* [TASK GOAL]: Your task is to repeat each record verbatim, exactly as it was written.

[Data extracted from a collection]
::::

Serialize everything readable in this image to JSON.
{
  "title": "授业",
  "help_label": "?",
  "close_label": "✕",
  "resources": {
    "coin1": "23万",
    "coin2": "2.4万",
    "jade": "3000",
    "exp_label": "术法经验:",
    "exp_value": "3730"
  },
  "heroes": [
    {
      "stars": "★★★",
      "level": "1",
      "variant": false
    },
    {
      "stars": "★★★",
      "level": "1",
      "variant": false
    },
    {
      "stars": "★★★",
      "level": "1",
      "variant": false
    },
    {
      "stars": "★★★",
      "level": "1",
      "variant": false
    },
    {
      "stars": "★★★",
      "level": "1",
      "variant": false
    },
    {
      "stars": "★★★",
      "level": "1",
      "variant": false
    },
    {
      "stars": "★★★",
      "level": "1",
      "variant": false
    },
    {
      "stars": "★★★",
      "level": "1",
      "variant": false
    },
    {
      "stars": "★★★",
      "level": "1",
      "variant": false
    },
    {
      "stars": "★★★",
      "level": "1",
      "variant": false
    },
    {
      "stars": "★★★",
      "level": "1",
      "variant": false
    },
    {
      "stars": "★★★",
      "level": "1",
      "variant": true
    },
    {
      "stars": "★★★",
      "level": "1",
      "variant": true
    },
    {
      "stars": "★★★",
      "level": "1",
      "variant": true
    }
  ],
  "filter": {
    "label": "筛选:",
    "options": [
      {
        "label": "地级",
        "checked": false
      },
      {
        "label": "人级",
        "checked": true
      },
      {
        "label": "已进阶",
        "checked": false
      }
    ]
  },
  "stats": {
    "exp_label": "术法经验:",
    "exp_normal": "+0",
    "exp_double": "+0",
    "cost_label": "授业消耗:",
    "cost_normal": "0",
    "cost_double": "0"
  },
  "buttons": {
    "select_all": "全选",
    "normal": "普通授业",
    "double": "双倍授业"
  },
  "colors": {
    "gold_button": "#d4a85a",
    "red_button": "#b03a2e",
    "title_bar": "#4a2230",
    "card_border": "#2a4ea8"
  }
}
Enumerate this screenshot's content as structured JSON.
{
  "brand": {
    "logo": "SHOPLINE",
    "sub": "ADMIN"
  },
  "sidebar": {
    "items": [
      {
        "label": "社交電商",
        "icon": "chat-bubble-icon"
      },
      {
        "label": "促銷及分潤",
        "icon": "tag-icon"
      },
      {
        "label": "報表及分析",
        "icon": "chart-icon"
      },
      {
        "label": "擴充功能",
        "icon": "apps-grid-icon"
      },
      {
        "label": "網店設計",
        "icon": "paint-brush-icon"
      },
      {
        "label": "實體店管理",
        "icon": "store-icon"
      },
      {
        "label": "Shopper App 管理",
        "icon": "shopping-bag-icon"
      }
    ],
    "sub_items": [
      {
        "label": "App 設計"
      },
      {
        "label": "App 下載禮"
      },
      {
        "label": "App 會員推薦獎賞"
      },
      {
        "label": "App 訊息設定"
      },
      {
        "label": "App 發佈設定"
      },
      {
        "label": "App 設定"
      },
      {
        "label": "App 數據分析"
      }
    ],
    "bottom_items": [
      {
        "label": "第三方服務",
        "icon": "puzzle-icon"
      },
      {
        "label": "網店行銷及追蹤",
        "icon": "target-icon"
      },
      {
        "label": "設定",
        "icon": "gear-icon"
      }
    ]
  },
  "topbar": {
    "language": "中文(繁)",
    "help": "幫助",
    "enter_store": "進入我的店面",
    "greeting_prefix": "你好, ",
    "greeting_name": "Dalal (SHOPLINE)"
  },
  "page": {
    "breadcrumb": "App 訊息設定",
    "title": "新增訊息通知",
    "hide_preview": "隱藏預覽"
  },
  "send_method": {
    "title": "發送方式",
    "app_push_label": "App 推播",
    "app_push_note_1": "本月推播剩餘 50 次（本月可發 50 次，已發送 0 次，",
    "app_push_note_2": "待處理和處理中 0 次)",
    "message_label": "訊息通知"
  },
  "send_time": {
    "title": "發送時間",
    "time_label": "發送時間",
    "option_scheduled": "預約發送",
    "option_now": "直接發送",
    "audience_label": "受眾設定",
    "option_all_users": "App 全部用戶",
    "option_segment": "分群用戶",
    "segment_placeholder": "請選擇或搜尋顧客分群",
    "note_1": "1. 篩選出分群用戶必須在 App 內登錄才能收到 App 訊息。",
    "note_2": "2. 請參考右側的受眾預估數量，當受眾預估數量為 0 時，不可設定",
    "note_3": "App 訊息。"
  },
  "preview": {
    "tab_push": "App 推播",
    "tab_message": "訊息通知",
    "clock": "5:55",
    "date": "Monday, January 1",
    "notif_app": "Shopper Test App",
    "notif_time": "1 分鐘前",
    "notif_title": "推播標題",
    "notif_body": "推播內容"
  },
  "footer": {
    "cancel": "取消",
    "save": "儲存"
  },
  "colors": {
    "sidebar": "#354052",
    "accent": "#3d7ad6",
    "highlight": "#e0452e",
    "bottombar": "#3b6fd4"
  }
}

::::

* [OUTPUT FOR THIS EXERCISE]:
Serialize everything readable in this image to JSON.
{
  "title": "授业",
  "help_label": "?",
  "close_label": "✕",
  "resources": {
    "coin1": "23万",
    "coin2": "2.4万",
    "jade": "3000",
    "exp_label": "术法经验:",
    "exp_value": "3730"
  },
  "heroes": [
    {
      "stars": "★★★",
      "level": "1",
      "variant": false
    },
    {
      "stars": "★★★",
      "level": "1",
      "variant": false
    },
    {
      "stars": "★★★",
      "level": "1",
      "variant": false
    },
    {
      "stars": "★★★",
      "level": "1",
      "variant": false
    },
    {
      "stars": "★★★",
      "level": "1",
      "variant": false
    },
    {
      "stars": "★★★",
      "level": "1",
      "variant": false
    },
    {
      "stars": "★★★",
      "level": "1",
      "variant": false
    },
    {
      "stars": "★★★",
      "level": "1",
      "variant": false
    },
    {
      "stars": "★★★",
      "level": "1",
      "variant": false
    },
    {
      "stars": "★★★",
      "level": "1",
      "variant": false
    },
    {
      "stars": "★★★",
      "level": "1",
      "variant": false
    },
    {
      "stars": "★★★",
      "level": "1",
      "variant": true
    },
    {
      "stars": "★★★",
      "level": "1",
      "variant": true
    },
    {
      "stars": "★★★",
      "level": "1",
      "variant": true
    }
  ],
  "filter": {
    "label": "筛选:",
    "options": [
      {
        "label": "地级",
        "checked": false
      },
      {
        "label": "人级",
        "checked": true
      },
      {
        "label": "已进阶",
        "checked": false
      }
    ]
  },
  "stats": {
    "exp_label": "术法经验:",
    "exp_normal": "+0",
    "exp_double": "+0",
    "cost_label": "授业消耗:",
    "cost_normal": "0",
    "cost_double": "0"
  },
  "buttons": {
    "select_all": "全选",
    "normal": "普通授业",
    "double": "双倍授业"
  },
  "colors": {
    "gold_button": "#d4a85a",
    "red_button": "#b03a2e",
    "title_bar": "#4a2230",
    "card_border": "#2a4ea8"
  }
}
Enumerate this screenshot's content as structured JSON.
{
  "brand": {
    "logo": "SHOPLINE",
    "sub": "ADMIN"
  },
  "sidebar": {
    "items": [
      {
        "label": "社交電商",
        "icon": "chat-bubble-icon"
      },
      {
        "label": "促銷及分潤",
        "icon": "tag-icon"
      },
      {
        "label": "報表及分析",
        "icon": "chart-icon"
      },
      {
        "label": "擴充功能",
        "icon": "apps-grid-icon"
      },
      {
        "label": "網店設計",
        "icon": "paint-brush-icon"
      },
      {
        "label": "實體店管理",
        "icon": "store-icon"
      },
      {
        "label": "Shopper App 管理",
        "icon": "shopping-bag-icon"
      }
    ],
    "sub_items": [
      {
        "label": "App 設計"
      },
      {
        "label": "App 下載禮"
      },
      {
        "label": "App 會員推薦獎賞"
      },
      {
        "label": "App 訊息設定"
      },
      {
        "label": "App 發佈設定"
      },
      {
        "label": "App 設定"
      },
      {
        "label": "App 數據分析"
      }
    ],
    "bottom_items": [
      {
        "label": "第三方服務",
        "icon": "puzzle-icon"
      },
      {
        "label": "網店行銷及追蹤",
        "icon": "target-icon"
      },
      {
        "label": "設定",
        "icon": "gear-icon"
      }
    ]
  },
  "topbar": {
    "language": "中文(繁)",
    "help": "幫助",
    "enter_store": "進入我的店面",
    "greeting_prefix": "你好, ",
    "greeting_name": "Dalal (SHOPLINE)"
  },
  "page": {
    "breadcrumb": "App 訊息設定",
    "title": "新增訊息通知",
    "hide_preview": "隱藏預覽"
  },
  "send_method": {
    "title": "發送方式",
    "app_push_label": "App 推播",
    "app_push_note_1": "本月推播剩餘 50 次（本月可發 50 次，已發送 0 次，",
    "app_push_note_2": "待處理和處理中 0 次)",
    "message_label": "訊息通知"
  },
  "send_time": {
    "title": "發送時間",
    "time_label": "發送時間",
    "option_scheduled": "預約發送",
    "option_now": "直接發送",
    "audience_label": "受眾設定",
    "option_all_users": "App 全部用戶",
    "option_segment": "分群用戶",
    "segment_placeholder": "請選擇或搜尋顧客分群",
    "note_1": "1. 篩選出分群用戶必須在 App 內登錄才能收到 App 訊息。",
    "note_2": "2. 請參考右側的受眾預估數量，當受眾預估數量為 0 時，不可設定",
    "note_3": "App 訊息。"
  },
  "preview": {
    "tab_push": "App 推播",
    "tab_message": "訊息通知",
    "clock": "5:55",
    "date": "Monday, January 1",
    "notif_app": "Shopper Test App",
    "notif_time": "1 分鐘前",
    "notif_title": "推播標題",
    "notif_body": "推播內容"
  },
  "footer": {
    "cancel": "取消",
    "save": "儲存"
  },
  "colors": {
    "sidebar": "#354052",
    "accent": "#3d7ad6",
    "highlight": "#e0452e",
    "bottombar": "#3b6fd4"
  }
}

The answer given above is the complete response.